(RECORD SET Opens)

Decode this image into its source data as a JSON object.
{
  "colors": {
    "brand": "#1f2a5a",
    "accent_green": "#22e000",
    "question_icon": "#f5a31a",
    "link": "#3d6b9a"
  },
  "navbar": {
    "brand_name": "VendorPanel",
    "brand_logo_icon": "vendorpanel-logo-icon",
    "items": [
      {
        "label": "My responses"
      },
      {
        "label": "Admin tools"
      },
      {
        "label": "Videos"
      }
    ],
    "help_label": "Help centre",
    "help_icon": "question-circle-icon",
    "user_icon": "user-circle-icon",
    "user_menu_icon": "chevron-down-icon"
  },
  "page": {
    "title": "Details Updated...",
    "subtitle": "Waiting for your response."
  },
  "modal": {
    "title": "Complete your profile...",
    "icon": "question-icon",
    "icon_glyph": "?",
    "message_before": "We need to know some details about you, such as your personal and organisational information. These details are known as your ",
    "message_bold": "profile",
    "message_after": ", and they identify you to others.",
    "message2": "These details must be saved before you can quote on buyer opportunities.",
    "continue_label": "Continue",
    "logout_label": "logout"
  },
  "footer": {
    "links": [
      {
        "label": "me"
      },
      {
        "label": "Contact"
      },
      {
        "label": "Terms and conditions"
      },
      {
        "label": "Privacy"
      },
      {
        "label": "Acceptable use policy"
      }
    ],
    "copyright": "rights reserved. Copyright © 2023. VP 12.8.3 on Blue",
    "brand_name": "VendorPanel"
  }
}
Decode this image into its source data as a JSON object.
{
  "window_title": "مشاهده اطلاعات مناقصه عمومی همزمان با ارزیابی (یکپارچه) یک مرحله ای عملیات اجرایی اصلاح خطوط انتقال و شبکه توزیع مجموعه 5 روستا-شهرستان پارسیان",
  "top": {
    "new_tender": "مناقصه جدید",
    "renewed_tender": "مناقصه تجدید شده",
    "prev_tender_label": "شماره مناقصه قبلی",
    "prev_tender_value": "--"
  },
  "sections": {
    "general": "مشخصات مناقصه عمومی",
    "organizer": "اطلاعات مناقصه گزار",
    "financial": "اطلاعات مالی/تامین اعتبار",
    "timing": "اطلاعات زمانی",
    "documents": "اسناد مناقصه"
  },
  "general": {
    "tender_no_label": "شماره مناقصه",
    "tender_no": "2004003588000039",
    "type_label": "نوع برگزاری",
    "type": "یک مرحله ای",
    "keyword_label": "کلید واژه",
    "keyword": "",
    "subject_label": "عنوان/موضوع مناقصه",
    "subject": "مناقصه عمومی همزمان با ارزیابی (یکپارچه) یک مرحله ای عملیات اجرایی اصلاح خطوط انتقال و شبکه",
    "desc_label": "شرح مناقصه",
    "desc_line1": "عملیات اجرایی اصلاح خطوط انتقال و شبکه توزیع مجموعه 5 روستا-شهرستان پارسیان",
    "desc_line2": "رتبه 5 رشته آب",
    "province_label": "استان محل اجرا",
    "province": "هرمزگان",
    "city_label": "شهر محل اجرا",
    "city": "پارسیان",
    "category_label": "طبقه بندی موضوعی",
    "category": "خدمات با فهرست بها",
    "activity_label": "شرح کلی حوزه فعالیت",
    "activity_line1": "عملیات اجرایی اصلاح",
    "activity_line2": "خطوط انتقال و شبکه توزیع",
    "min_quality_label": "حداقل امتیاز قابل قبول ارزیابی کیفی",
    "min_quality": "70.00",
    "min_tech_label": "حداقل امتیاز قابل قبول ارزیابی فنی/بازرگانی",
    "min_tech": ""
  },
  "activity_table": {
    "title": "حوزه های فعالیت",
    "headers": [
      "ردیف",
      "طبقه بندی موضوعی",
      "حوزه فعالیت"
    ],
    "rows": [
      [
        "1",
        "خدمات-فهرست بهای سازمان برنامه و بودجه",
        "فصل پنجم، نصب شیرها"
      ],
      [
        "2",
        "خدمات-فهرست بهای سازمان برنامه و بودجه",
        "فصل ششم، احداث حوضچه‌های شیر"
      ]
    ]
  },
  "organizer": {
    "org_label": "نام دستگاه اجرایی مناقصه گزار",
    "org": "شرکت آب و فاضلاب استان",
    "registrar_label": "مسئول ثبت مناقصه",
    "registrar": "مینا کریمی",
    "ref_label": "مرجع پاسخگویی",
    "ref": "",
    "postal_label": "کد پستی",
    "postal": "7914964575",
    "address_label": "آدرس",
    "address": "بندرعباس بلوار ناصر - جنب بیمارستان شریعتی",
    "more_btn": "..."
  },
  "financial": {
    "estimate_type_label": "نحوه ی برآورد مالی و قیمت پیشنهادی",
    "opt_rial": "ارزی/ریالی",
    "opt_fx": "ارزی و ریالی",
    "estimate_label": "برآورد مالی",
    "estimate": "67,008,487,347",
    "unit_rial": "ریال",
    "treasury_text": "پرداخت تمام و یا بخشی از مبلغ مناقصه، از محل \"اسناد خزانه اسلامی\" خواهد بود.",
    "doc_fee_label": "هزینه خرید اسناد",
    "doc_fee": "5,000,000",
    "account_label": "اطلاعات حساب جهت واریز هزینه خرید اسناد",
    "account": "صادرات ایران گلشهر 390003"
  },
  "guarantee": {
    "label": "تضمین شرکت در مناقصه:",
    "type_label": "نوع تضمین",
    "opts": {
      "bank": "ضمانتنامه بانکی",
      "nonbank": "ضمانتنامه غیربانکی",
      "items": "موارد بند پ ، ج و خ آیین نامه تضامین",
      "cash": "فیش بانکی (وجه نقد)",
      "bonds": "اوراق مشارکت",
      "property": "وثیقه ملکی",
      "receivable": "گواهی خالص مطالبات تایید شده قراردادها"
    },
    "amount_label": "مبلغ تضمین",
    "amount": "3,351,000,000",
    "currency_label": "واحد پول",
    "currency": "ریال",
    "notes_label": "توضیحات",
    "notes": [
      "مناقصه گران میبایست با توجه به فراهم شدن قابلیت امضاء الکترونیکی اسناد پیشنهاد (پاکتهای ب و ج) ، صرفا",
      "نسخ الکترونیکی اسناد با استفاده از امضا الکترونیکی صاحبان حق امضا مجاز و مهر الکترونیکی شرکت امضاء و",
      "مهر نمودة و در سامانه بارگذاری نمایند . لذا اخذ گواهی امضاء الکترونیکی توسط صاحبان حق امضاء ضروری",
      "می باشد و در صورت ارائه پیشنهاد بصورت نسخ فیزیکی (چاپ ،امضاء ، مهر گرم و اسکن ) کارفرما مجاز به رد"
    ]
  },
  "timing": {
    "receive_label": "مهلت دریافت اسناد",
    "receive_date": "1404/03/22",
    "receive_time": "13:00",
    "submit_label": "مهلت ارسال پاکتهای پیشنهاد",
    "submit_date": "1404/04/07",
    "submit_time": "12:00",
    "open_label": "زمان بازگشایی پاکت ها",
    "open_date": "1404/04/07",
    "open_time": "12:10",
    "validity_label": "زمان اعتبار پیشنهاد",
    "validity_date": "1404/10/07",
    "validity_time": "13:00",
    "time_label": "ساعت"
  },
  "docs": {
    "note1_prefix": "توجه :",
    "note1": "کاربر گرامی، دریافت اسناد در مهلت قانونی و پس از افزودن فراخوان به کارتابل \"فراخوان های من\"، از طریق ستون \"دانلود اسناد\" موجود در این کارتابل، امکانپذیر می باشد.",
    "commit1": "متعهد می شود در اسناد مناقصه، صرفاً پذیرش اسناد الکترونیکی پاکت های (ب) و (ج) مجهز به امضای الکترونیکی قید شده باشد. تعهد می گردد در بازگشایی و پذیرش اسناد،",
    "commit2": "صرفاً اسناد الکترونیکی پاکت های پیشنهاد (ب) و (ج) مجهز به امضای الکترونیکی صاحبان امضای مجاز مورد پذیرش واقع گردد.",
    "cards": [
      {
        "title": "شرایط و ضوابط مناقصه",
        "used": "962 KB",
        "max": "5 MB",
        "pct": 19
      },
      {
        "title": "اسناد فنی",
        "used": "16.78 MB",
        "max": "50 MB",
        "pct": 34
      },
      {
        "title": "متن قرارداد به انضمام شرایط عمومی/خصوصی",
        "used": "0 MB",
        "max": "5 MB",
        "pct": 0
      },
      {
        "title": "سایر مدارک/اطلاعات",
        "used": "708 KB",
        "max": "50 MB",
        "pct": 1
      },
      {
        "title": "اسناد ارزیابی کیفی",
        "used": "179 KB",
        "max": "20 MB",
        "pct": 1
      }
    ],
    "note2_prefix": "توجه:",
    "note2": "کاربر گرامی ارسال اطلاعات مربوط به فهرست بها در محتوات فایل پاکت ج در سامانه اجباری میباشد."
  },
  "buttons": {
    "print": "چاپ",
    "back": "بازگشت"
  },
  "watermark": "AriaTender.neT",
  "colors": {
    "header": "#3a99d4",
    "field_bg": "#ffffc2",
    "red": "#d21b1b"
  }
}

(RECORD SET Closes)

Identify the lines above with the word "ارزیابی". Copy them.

YOUR SOLUTION
  "window_title": "مشاهده اطلاعات مناقصه عمومی همزمان با ارزیابی (یکپارچه) یک مرحله ای عملیات اجرایی اصلاح خطوط انتقال و شبکه توزیع مجموعه 5 روستا-شهرستان پارسیان",
    "subject": "مناقصه عمومی همزمان با ارزیابی (یکپارچه) یک مرحله ای عملیات اجرایی اصلاح خطوط انتقال و شبکه",
    "min_quality_label": "حداقل امتیاز قابل قبول ارزیابی کیفی",
    "min_tech_label": "حداقل امتیاز قابل قبول ارزیابی فنی/بازرگانی",
        "title": "اسناد ارزیابی کیفی",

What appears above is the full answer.